Aim of the exercise
Give the data again in full. Keep every line the same.
======== Material supplied ========
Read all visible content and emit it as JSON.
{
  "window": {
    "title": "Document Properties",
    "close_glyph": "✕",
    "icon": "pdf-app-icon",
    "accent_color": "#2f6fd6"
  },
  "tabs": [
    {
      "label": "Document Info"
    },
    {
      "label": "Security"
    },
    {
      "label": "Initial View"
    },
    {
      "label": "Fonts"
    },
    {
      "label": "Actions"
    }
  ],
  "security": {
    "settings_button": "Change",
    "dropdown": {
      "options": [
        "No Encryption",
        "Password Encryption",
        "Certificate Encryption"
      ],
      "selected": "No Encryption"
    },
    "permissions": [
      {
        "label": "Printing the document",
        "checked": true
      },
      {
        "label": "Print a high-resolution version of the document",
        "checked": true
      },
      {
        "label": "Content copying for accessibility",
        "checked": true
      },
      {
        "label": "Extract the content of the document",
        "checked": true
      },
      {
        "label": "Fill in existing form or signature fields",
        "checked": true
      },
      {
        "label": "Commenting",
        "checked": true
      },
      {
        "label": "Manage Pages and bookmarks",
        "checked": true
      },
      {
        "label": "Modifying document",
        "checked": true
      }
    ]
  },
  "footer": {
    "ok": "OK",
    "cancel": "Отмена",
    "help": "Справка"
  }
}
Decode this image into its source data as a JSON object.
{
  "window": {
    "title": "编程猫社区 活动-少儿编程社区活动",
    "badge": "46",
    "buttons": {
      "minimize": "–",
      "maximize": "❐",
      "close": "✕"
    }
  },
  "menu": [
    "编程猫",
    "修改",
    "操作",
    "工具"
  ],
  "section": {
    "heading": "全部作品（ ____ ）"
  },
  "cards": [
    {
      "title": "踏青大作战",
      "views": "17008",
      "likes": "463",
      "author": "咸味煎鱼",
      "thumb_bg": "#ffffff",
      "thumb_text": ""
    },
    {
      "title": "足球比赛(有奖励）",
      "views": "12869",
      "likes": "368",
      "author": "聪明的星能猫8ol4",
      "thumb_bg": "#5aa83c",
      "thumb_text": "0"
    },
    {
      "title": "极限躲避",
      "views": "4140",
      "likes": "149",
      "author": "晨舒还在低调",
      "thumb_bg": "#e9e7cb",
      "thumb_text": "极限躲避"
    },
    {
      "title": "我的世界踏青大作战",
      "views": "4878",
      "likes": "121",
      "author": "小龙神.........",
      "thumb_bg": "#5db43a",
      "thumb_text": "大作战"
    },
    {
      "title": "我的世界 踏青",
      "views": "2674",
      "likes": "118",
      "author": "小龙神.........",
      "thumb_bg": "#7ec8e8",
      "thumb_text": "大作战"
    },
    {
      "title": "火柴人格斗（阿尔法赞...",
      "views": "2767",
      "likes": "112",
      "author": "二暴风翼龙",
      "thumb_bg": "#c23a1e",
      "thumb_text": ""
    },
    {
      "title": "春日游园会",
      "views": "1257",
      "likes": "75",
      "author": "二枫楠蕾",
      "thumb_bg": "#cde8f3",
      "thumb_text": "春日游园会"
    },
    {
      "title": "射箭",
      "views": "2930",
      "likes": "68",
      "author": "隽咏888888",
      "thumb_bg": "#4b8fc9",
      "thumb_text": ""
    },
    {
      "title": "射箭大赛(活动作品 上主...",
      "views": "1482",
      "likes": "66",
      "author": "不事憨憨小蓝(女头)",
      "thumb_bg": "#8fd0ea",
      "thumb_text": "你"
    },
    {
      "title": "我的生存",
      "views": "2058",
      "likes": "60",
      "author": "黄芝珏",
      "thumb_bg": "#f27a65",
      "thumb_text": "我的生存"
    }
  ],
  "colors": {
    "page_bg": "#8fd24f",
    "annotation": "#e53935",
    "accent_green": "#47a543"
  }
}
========
Response to this task
Read all visible content and emit it as JSON.
{
  "window": {
    "title": "Document Properties",
    "close_glyph": "✕",
    "icon": "pdf-app-icon",
    "accent_color": "#2f6fd6"
  },
  "tabs": [
    {
      "label": "Document Info"
    },
    {
      "label": "Security"
    },
    {
      "label": "Initial View"
    },
    {
      "label": "Fonts"
    },
    {
      "label": "Actions"
    }
  ],
  "security": {
    "settings_button": "Change",
    "dropdown": {
      "options": [
        "No Encryption",
        "Password Encryption",
        "Certificate Encryption"
      ],
      "selected": "No Encryption"
    },
    "permissions": [
      {
        "label": "Printing the document",
        "checked": true
      },
      {
        "label": "Print a high-resolution version of the document",
        "checked": true
      },
      {
        "label": "Content copying for accessibility",
        "checked": true
      },
      {
        "label": "Extract the content of the document",
        "checked": true
      },
      {
        "label": "Fill in existing form or signature fields",
        "checked": true
      },
      {
        "label": "Commenting",
        "checked": true
      },
      {
        "label": "Manage Pages and bookmarks",
        "checked": true
      },
      {
        "label": "Modifying document",
        "checked": true
      }
    ]
  },
  "footer": {
    "ok": "OK",
    "cancel": "Отмена",
    "help": "Справка"
  }
}
Decode this image into its source data as a JSON object.
{
  "window": {
    "title": "编程猫社区 活动-少儿编程社区活动",
    "badge": "46",
    "buttons": {
      "minimize": "–",
      "maximize": "❐",
      "close": "✕"
    }
  },
  "menu": [
    "编程猫",
    "修改",
    "操作",
    "工具"
  ],
  "section": {
    "heading": "全部作品（ ____ ）"
  },
  "cards": [
    {
      "title": "踏青大作战",
      "views": "17008",
      "likes": "463",
      "author": "咸味煎鱼",
      "thumb_bg": "#ffffff",
      "thumb_text": ""
    },
    {
      "title": "足球比赛(有奖励）",
      "views": "12869",
      "likes": "368",
      "author": "聪明的星能猫8ol4",
      "thumb_bg": "#5aa83c",
      "thumb_text": "0"
    },
    {
      "title": "极限躲避",
      "views": "4140",
      "likes": "149",
      "author": "晨舒还在低调",
      "thumb_bg": "#e9e7cb",
      "thumb_text": "极限躲避"
    },
    {
      "title": "我的世界踏青大作战",
      "views": "4878",
      "likes": "121",
      "author": "小龙神.........",
      "thumb_bg": "#5db43a",
      "thumb_text": "大作战"
    },
    {
      "title": "我的世界 踏青",
      "views": "2674",
      "likes": "118",
      "author": "小龙神.........",
      "thumb_bg": "#7ec8e8",
      "thumb_text": "大作战"
    },
    {
      "title": "火柴人格斗（阿尔法赞...",
      "views": "2767",
      "likes": "112",
      "author": "二暴风翼龙",
      "thumb_bg": "#c23a1e",
      "thumb_text": ""
    },
    {
      "title": "春日游园会",
      "views": "1257",
      "likes": "75",
      "author": "二枫楠蕾",
      "thumb_bg": "#cde8f3",
      "thumb_text": "春日游园会"
    },
    {
      "title": "射箭",
      "views": "2930",
      "likes": "68",
      "author": "隽咏888888",
      "thumb_bg": "#4b8fc9",
      "thumb_text": ""
    },
    {
      "title": "射箭大赛(活动作品 上主...",
      "views": "1482",
      "likes": "66",
      "author": "不事憨憨小蓝(女头)",
      "thumb_bg": "#8fd0ea",
      "thumb_text": "你"
    },
    {
      "title": "我的生存",
      "views": "2058",
      "likes": "60",
      "author": "黄芝珏",
      "thumb_bg": "#f27a65",
      "thumb_text": "我的生存"
    }
  ],
  "colors": {
    "page_bg": "#8fd24f",
    "annotation": "#e53935",
    "accent_green": "#47a543"
  }
}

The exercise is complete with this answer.